Welsey requested a Star Wars party this year. The boys are pretty obsessed these days. All I hear is “That happened to Anakin with a scrape.” “Bobo Fett wasn’t afraid then” (yes, Bobo….they say it wrong). “Darth Vader has a red light saber” and just about anything and everything in between. They’ve helped to get their cousin, Cason, hooked on Star Wars, and his poor parents don’t know anything about it. We are contemplating arranging classes for Cason’s dad on Tuesdays and Thursdays so that he can learn some things form Thomas. Then, Cason won’t have to hear “You’ll have to ask Thomas, son. We just don’t know” anymore from his parents. Basically, it is serious stuff around the V Family home. Star Wars shall not be taken lightly. We’ve done our best to follow the important parenting obligations noted in this Star Wars PSA we discovered through my friend Jennifer. Take heed to that Jar-Jar portion though folks. We didn’t intervene with Wesley soon enough, I must admits.
Anyway, when Wesley finally decided on this theme, it wasn’t much of a surprise, since our house is full of paraphernalia, I knew decorating would be super easy. Grab the Darth Vader costume from the dress up bin, snag the Star Wars banks, display some material, and decor is a perfect fit.

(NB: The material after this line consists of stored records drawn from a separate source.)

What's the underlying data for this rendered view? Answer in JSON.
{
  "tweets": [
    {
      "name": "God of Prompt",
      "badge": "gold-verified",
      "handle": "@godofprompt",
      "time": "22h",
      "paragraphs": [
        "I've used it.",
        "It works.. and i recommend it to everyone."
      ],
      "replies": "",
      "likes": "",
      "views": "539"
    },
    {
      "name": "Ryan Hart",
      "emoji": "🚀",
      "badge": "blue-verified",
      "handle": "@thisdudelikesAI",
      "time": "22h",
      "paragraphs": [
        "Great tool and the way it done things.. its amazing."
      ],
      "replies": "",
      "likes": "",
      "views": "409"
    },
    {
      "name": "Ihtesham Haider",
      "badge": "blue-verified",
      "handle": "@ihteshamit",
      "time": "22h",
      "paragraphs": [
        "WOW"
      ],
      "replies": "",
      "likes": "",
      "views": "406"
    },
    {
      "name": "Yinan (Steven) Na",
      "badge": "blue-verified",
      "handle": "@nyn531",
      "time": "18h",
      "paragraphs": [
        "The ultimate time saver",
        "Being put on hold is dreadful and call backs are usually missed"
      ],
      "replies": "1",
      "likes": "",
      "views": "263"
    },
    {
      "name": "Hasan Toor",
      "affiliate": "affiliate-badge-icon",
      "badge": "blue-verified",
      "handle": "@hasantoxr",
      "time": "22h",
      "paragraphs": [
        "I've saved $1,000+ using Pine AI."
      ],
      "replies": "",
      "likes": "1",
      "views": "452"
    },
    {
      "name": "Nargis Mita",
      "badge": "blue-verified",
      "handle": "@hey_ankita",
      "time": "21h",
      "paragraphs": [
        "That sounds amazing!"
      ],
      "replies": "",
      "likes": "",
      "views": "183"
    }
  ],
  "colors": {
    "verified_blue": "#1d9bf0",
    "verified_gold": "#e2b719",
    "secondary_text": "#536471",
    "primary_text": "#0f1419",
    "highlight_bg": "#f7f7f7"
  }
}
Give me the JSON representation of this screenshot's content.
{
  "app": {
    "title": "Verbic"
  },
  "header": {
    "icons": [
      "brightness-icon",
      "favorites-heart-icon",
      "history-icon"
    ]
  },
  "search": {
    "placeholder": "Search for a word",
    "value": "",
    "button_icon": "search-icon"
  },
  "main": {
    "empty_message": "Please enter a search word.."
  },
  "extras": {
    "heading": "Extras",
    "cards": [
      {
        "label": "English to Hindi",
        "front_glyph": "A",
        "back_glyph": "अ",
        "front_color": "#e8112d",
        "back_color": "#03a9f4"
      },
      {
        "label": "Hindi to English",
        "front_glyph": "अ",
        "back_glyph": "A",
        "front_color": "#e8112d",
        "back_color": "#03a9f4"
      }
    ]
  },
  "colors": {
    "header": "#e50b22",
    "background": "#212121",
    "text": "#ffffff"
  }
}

I did purchase the disposable table wear at Party City on half-off. I suppose some people think Star Wars isn’t cool and the products earned a discount? Maybe it’s because in the not too distant future the new movies will be out? Who knows, really. I am just pleased that the clearance worked in my favor.
After seeing some super neat looking cookies on Pinterest, I asked an old friend of mine to recreate them in a sugar cookie version. We settled on a price of “you make me some cookies, I’ll give you some of my Thirty-One items” and the result was in my favor, I do believe. Thank goodness for talented friends! Yes, my friend Liz really did make those. Yes, they look totally awesome. Yes, they tasted delicious. And if you don’t know what they represent, you have failed at life. Maybe you should attend the classes with Cason’s dad.
Along with the amazing cookies, I decided to add a cake. In my mind, after I baked it up, I was going to develop the Death Star. It was a grand and ambitious goal my friends. I made the yummy cream cheese icing and tinted it the right color. I geared up pipe lines onto the cake, in order to make it resemble the ship. Then, I realized that I am no cake decorator. I looked at it and decided just put the glass lid on the cake stand. I asked Thomas if it looked ridiculous due to the now somewhat disgusting looking color of the icing (which was never really a great match from the start, to be honest) and he said it was fine. The next morning, Welsey said, “I know what you did Momma. You made me the Death Star!” Turns out, I succeeded after all, even if I didn’t really do much.
I also blew up some balloons and strung them across our opening between the living room and kitchen areas. I printed out Storm Troopers and made the birthday banner that I had hoped for in my mind. It was super easy and looked pretty good too, if I may say so myself.
The cousins played light sabers outside, we sang happy birthday, Wesley opened his gifts, and we chowed down on some pizza too.
All in all, it was a fun little event for our birthday boy. I am amazed what this little guy can do—how he can switch from rough and tough to soft and sweet. He can read pretty well, but he will not really let you know it. He loves art and drawing, coloring each and every day, often multiple times a day. Don’t mess with his sister, or there will be a price to pay. For that matter, don’t mess with his momma either. He’s loyal to the end, once he decides you’re worth it. His heart is big, and he shares and does the right thing, even when you would least expect it. I can’t believe all that he has to offer the world, even at a young age. I’m proud of you, sweet Wesley……May the Force be with you.
(and a secret picture I took, which blesses my heart—–daddy with son, working on the Lego box we got him)